Task goal: What lines of the data below hold "icon"? Show them.

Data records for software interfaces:

══════

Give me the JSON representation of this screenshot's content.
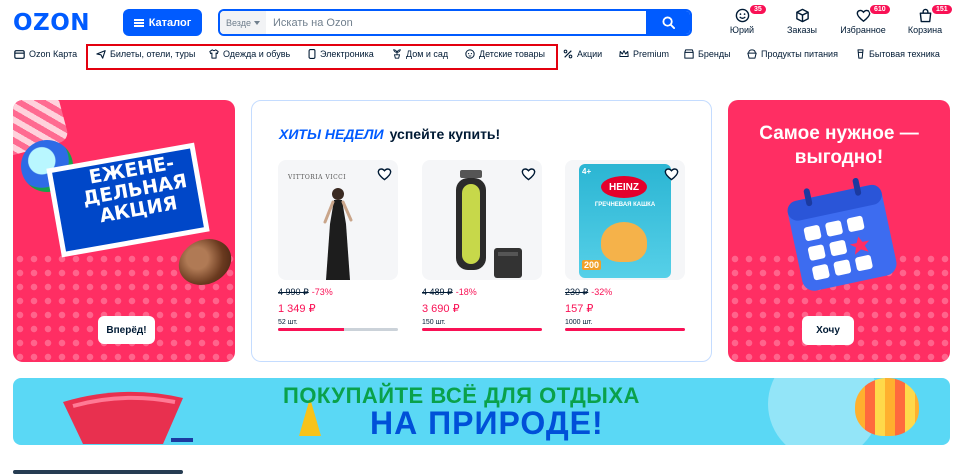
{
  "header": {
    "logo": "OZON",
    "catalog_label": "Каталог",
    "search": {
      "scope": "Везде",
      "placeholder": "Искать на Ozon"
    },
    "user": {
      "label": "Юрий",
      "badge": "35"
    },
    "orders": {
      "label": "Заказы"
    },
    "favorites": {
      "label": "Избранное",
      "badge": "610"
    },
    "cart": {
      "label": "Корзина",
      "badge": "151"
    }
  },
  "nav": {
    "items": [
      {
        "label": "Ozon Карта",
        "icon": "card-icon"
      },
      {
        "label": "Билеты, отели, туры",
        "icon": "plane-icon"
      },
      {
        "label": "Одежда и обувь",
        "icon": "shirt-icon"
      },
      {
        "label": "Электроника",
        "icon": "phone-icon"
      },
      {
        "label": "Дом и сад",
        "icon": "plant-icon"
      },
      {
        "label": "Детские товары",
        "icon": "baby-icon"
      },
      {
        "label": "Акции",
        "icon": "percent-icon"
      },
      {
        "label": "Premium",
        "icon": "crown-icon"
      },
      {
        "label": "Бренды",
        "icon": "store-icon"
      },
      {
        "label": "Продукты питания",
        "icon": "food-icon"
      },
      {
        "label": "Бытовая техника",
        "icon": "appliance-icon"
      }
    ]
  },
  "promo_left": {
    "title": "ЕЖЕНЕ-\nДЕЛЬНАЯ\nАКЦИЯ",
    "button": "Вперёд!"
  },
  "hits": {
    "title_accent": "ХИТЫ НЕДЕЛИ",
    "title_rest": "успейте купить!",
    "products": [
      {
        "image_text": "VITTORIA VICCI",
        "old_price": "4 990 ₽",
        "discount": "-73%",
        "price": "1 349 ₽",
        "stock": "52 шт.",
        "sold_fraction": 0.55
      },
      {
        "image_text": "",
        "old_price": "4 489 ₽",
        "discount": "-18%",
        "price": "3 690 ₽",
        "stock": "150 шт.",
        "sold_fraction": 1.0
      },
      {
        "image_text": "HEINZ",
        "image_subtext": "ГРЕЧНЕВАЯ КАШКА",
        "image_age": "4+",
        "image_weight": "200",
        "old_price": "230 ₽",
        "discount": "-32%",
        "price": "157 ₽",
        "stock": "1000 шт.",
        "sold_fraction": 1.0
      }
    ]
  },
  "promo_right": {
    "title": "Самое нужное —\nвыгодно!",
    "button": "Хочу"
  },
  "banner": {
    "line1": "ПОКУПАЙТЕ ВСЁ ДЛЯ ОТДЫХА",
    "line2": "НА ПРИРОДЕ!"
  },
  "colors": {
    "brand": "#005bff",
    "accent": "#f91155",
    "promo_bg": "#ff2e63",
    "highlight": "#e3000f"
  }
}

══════

Exercise response:
        "icon": "card-icon"
        "icon": "plane-icon"
        "icon": "shirt-icon"
        "icon": "phone-icon"
        "icon": "plant-icon"
        "icon": "baby-icon"
        "icon": "percent-icon"
        "icon": "crown-icon"
        "icon": "store-icon"
        "icon": "food-icon"
        "icon": "appliance-icon"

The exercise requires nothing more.